DV Mission: So that’s a great legacy. Obviously you’re going to let go of it and that’s quite a difficult thing to do when it’s your baby in a way. But you know, you’ll still be around. Do you have a kind of vision for what might happen now?

Jinx: On YouTube there are over 150 films, some of them are stunning. Moments of pure genius, moments that will make you cry, there are films that will make you laugh out loud, there was absolutely genius amongst them. I think the YouTube’s had about 30,000 views so you know it kind of gets out there. But actually those good films need to be shown at a national or international level.

I could pick five films now off the top of my head which stand up in their own right without even saying they were made in 48 hours. If you had six months to write it and six months to shoot it and you came up with that, it would still be an amazing film. And those should be seen. There should be a big cinema in London with industry people who just get to see five two minute films who walk away and to be going that was fucking brilliant.

It’s not necessarily about DV Mission, it’s about the teams. Broken Bricks who two years ago gate crashed DV Mission. They’d never filled out the application form, they never let me know they were entering. There’s a start line, there’s loads of people there, I didn’t spot them.
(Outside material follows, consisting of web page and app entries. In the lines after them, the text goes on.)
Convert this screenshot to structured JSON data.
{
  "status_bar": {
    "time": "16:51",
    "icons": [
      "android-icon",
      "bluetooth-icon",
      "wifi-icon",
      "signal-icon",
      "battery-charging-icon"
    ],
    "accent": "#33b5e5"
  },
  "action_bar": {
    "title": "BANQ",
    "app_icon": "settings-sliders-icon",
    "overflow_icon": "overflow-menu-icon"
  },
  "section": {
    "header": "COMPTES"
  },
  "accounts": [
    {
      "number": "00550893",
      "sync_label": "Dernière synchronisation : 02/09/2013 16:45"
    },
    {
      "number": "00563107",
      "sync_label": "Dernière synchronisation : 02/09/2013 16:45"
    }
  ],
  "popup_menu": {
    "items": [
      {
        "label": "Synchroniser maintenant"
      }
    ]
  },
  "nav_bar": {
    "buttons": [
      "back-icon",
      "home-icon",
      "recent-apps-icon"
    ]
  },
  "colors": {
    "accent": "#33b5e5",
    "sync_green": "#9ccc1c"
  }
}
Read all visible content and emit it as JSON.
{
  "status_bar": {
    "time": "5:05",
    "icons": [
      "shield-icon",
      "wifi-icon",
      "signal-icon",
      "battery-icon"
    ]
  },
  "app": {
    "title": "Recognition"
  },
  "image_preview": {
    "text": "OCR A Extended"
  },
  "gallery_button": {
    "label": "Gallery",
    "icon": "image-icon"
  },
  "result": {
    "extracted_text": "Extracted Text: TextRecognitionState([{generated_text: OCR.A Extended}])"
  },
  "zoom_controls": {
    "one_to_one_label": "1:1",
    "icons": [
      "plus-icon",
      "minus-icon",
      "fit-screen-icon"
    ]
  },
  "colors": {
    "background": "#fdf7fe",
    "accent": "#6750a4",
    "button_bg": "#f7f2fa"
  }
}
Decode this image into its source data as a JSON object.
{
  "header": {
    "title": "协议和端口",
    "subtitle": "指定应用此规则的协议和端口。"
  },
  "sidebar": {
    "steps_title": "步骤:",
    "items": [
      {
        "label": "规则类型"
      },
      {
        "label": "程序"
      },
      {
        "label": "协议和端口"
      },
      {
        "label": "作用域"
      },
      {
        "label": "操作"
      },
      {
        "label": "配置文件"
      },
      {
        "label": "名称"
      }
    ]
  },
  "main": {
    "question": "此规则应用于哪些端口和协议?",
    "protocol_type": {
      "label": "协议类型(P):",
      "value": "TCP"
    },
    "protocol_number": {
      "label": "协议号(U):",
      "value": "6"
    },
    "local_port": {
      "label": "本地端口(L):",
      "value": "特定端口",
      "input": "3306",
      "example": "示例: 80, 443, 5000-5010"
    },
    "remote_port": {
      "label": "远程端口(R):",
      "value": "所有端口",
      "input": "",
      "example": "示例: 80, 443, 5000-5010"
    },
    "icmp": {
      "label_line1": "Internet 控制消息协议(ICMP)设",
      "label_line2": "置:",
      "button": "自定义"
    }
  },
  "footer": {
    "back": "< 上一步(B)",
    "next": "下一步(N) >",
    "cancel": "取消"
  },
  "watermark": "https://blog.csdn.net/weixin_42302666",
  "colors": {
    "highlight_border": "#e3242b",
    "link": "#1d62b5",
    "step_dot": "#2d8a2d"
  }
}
So it was only at the finish line when 20 teams had entered, 20 teams had finished, and then another team walked through the door with a finished film. So, who are you guys? Oh, we’re Broken Bricks. Well you could have let me know you were going to enter. People have been booked to this since May. And their film was brilliant, absolutely brilliant, and it was so funny, such a talented bunch. And last year again another amazing film. They’re set up as a comedy film making bunch. Their break is when their film gets shown in a London cinema to those industry bods. Whoever is sat in that audience they’re going to be racing to get to Broken Bricks to sign them up. And that should be happening.

Jinx Prowse was speaking to Roy Hanney.